Start of Given data

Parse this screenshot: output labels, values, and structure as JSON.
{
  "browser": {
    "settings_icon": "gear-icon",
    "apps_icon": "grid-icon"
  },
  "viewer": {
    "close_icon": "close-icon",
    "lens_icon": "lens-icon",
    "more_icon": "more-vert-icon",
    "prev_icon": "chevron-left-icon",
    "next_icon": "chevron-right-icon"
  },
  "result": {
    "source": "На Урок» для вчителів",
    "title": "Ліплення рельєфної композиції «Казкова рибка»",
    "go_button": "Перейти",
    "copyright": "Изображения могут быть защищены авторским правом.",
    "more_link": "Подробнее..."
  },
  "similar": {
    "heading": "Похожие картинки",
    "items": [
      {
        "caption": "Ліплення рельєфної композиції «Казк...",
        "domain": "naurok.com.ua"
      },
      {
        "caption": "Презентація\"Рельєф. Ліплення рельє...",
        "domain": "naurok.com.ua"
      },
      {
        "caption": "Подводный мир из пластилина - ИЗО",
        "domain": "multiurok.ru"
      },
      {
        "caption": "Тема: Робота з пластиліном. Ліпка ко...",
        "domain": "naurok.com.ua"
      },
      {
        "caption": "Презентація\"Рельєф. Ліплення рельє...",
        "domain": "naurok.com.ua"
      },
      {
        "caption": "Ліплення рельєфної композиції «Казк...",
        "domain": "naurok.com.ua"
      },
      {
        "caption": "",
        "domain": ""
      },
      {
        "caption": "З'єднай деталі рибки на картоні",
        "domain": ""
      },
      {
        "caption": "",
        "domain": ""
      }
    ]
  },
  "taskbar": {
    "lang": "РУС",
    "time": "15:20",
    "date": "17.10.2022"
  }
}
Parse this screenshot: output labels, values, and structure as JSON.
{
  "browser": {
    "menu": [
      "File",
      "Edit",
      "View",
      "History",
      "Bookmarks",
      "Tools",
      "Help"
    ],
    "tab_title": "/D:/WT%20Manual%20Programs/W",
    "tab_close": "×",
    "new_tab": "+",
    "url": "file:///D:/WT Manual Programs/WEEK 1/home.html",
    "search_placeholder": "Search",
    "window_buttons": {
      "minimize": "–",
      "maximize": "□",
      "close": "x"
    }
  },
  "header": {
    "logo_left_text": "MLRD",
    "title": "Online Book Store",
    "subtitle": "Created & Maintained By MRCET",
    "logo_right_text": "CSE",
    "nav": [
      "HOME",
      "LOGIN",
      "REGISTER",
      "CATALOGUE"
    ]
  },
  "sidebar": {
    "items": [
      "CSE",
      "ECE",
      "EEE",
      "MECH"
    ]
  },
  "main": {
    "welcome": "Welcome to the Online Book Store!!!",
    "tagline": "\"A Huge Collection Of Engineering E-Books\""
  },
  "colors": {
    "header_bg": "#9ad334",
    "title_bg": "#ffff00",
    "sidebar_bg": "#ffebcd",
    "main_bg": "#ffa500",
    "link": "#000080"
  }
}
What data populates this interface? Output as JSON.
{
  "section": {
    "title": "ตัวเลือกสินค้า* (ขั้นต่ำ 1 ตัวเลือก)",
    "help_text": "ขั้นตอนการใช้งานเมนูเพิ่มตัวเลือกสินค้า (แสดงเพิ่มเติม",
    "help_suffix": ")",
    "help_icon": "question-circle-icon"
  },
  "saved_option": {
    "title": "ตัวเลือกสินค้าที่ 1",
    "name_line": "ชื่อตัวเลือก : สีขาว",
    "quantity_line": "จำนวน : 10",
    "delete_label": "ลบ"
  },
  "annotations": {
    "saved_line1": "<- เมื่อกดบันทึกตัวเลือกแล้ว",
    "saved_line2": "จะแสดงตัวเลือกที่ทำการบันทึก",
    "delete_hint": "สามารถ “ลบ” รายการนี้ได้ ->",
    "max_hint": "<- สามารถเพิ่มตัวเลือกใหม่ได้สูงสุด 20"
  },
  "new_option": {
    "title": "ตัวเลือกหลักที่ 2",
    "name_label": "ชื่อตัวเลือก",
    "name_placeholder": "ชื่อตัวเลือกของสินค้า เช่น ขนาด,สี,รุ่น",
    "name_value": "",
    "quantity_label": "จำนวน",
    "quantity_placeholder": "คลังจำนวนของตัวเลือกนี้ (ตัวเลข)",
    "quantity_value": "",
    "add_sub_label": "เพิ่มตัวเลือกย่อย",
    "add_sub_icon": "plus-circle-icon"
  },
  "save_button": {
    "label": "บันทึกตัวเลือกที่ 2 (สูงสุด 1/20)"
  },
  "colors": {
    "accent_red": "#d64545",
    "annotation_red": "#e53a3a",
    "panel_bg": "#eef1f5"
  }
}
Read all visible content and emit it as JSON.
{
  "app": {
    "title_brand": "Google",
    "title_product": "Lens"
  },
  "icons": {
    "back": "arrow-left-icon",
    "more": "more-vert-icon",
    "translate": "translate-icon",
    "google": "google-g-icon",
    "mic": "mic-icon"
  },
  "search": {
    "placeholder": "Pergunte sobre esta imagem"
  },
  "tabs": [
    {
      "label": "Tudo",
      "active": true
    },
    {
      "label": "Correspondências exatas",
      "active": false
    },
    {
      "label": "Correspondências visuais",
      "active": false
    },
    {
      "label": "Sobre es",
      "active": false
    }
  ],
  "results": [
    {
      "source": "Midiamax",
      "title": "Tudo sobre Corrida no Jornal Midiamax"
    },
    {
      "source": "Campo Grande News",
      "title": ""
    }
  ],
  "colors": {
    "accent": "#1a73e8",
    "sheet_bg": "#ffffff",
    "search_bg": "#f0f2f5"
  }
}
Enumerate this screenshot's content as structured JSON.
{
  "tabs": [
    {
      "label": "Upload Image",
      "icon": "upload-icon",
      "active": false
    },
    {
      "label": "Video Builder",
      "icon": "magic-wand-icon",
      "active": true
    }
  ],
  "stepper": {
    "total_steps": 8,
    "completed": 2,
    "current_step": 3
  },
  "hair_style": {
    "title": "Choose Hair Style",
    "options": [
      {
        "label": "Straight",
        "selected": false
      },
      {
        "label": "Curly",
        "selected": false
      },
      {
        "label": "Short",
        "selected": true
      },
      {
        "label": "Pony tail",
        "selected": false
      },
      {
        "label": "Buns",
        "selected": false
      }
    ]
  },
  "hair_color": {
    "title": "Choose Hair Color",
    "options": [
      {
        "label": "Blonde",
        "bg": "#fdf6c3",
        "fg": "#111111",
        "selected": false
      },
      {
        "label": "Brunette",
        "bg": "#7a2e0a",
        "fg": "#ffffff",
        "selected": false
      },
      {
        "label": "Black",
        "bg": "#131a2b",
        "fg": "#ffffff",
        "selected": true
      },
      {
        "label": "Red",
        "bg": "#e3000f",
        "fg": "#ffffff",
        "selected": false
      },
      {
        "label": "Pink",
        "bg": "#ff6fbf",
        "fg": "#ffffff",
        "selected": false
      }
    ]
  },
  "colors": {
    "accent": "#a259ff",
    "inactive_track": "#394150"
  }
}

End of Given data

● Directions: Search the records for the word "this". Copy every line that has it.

● Result of the task:
Parse this screenshot: output labels, values, and structure as JSON.
Parse this screenshot: output labels, values, and structure as JSON.
What data populates this interface? Output as JSON.
Enumerate this screenshot's content as structured JSON.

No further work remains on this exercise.